Strategically located in South Asia between India and China, few are aware of the Kingdom of Bhutan’s importance to the United States government.
In fact, since Bhutan does not have any formal diplomatic relations with the United States, and instead maintains relations through diplomatic missions at the United Nations in New York and through the US Embassy in New Delhi, India, one may wonder at the importance of this small landlocked Himalayan nation to the U.S. government.
Given the US government’s priority in limiting Chinese influence in Asia, and especially in South Asia, overtures to Bhutan have long been overdue. Like India, Bhutan has territorial disputes with China, and has been engaged in negotiations with Beijing for almost four decades to settle their 477-km border.

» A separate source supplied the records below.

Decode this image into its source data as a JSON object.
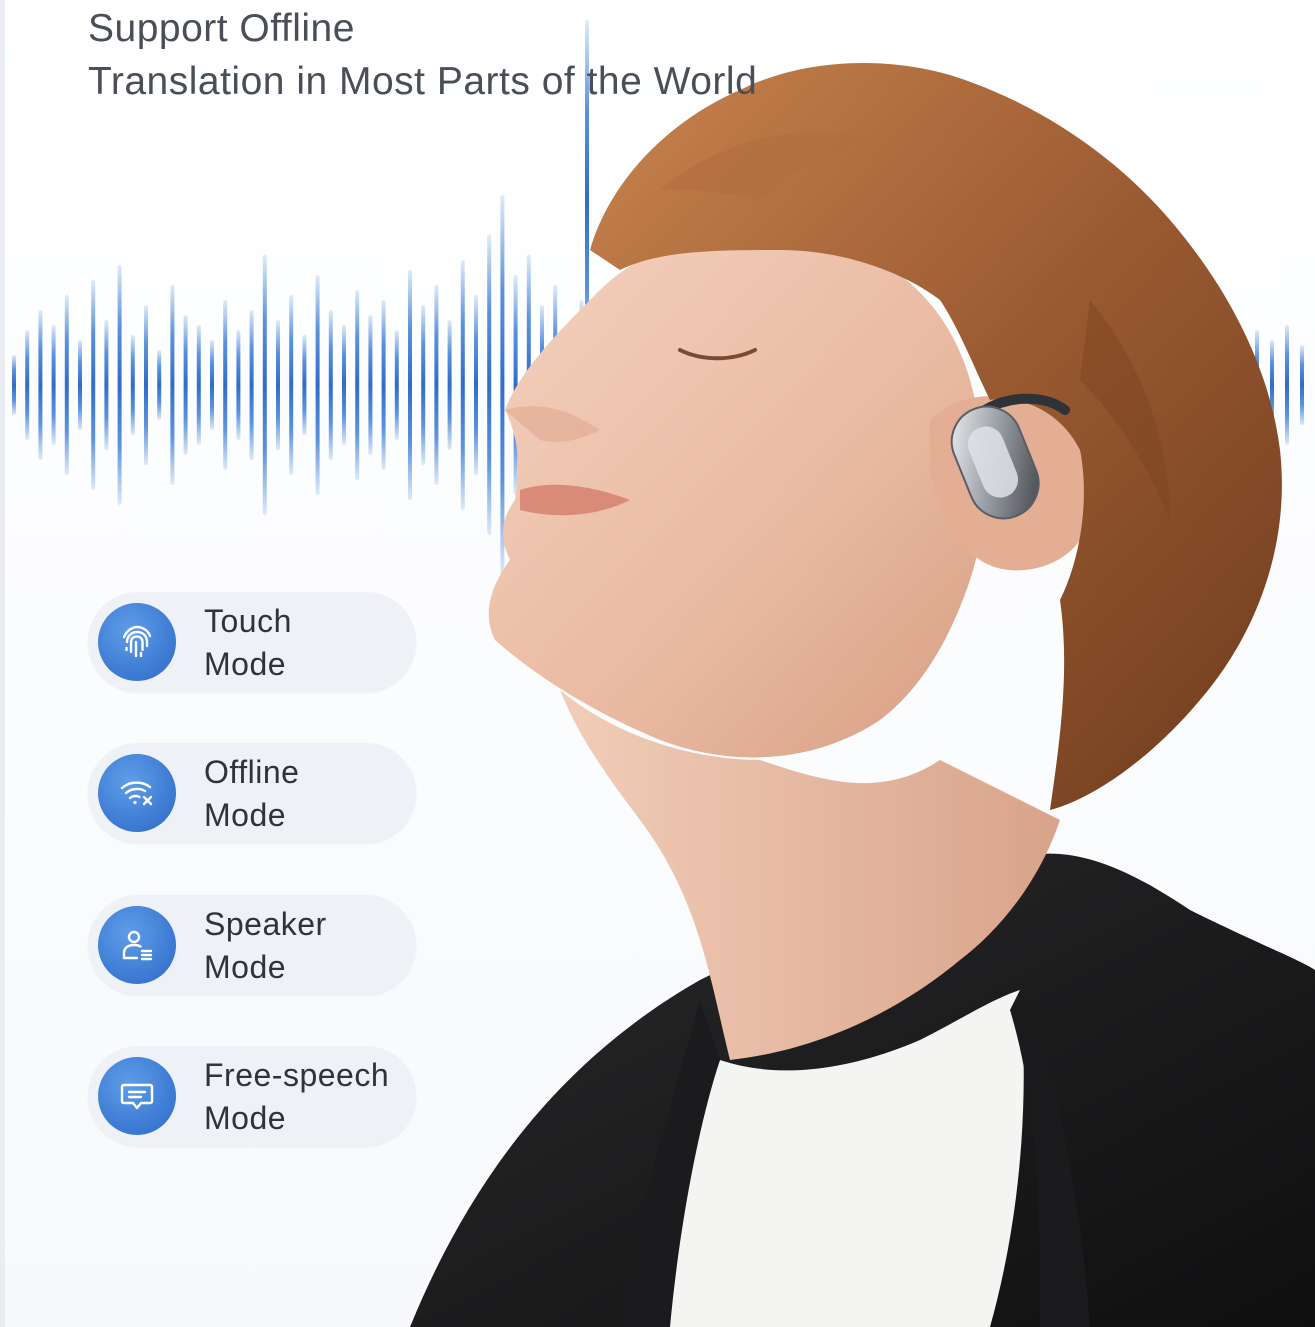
{
  "headline": {
    "line1": "Support Offline",
    "line2": "Translation in Most Parts of the World"
  },
  "modes": [
    {
      "line1": "Touch",
      "line2": "Mode",
      "icon": "fingerprint-icon"
    },
    {
      "line1": "Offline",
      "line2": "Mode",
      "icon": "wifi-off-icon"
    },
    {
      "line1": "Speaker",
      "line2": "Mode",
      "icon": "speaker-person-icon"
    },
    {
      "line1": "Free-speech",
      "line2": "Mode",
      "icon": "chat-bubble-icon"
    }
  ],
  "colors": {
    "accent_blue": "#3a78d2",
    "pill_bg": "#eef1f5",
    "text_dark": "#2f333a",
    "headline_text": "#4a4f57"
  }
}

In addition, Bhutan’s disputes with China have broader implications, including major concerns for India, an important ally for Washington D.C. In 2017, Indian and Chinese troops faced off in Doklam, an area that borders India, China, and Bhutan, which is claimed in its entirety by China.
With a population of less than 870,000 people, Bhutan recently played host to Patricia Lacina, the US Chargé d’Affaires in New Delhi, who visited the country from September 26th to October 1st, 2022.
Lacina, paying a rare US diplomatic visit to Bhutan, brought along a special gift from the US government, providing 51,480 doses of Pfizer shots, in partnership with the COVAX facility and the Bhutan Foundation. The United States has provided Bhutan with 680,000 doses of Covid-19 vaccines in total. In 2021, China donated 50,000 doses of Sinopharm vaccines to the Kingdom in response to donations from India, Europe and the United States.
Lacina’s visit was aimed at celebrating the US-Bhutan partnership in health, especially during the worst times of the COVID-19 pandemic.
According to the US Embassy in New Delhi, the U.S. Centers for Disease Control and Prevention (CDC) has collaborated with The Royal Center for Disease Control (RCDC) of Bhutan’s Ministry of Health for over a decade, building capacity for influenza surveillance, pandemic preparedness, and influenza vaccine introduction, which greatly benefitted the Kingdom during the COVID-19 pandemic. USAID has also partnered with the Royal Bhutanese government on clean energy, and disaster resilience, and in the recent past, on forestry management, biodiversity conservation, and water security.
US-Bhutan relations are progressing in a positive direction. Through collaboration in health, clean energy, and biodiversity conservation, ties between the two countries face few challenges.
For the United States, maintaining relations with Bhutan would be beneficial to the United States’s larger goals in the Indo-Pacific region of restricting Chinese influence. Even though Bhutan is not mentioned in the latest US Indo-Pacific Strategy report, the importance of maintaining relations should not be underestimated by Washington D.C. Bhutan certainly matters to the United States.
Aryan D’Rozario is a participant in the Young Professionals Program at the East-West Center in Washington D.C. After obtaining his bachelor’s degree from the University of California, Santa Cruz, Aryan received his master’s degree from the University of Oxford’s Faculty of Asian and Middle Eastern Studies, studying Modern South Asia.